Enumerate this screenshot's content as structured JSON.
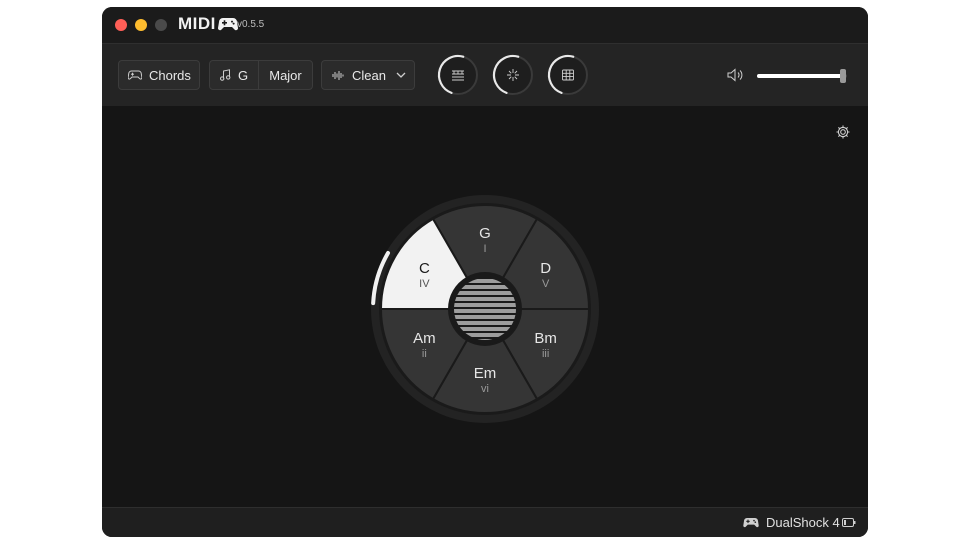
{
  "window": {
    "app_name": "MIDI",
    "version": "v0.5.5",
    "traffic_lights": {
      "close": "#ff5f57",
      "minimize": "#febc2e",
      "maximize": "#4a4a4a"
    }
  },
  "toolbar": {
    "mode_label": "Chords",
    "key_label": "G",
    "scale_label": "Major",
    "sound_label": "Clean",
    "knobs": [
      {
        "icon": "piano-keys-icon",
        "level": 0.55
      },
      {
        "icon": "sparkle-icon",
        "level": 0.55
      },
      {
        "icon": "grid-icon",
        "level": 0.55
      }
    ],
    "volume": 0.95
  },
  "chord_wheel": {
    "segments": [
      {
        "chord": "G",
        "numeral": "I"
      },
      {
        "chord": "D",
        "numeral": "V"
      },
      {
        "chord": "Bm",
        "numeral": "iii"
      },
      {
        "chord": "Em",
        "numeral": "vi"
      },
      {
        "chord": "Am",
        "numeral": "ii"
      },
      {
        "chord": "C",
        "numeral": "IV"
      }
    ],
    "active_index": 5,
    "active_color": "#f2f2f2",
    "segment_color": "#353535"
  },
  "statusbar": {
    "device_label": "DualShock 4"
  }
}
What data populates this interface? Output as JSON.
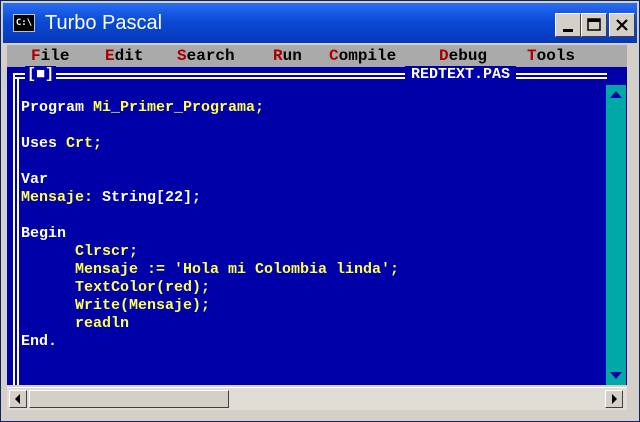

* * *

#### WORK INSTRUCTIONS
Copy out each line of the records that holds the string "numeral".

#### RESPONSE
        "numeral": "I"
        "numeral": "V"
        "numeral": "iii"
        "numeral": "vi"
        "numeral": "ii"
        "numeral": "IV"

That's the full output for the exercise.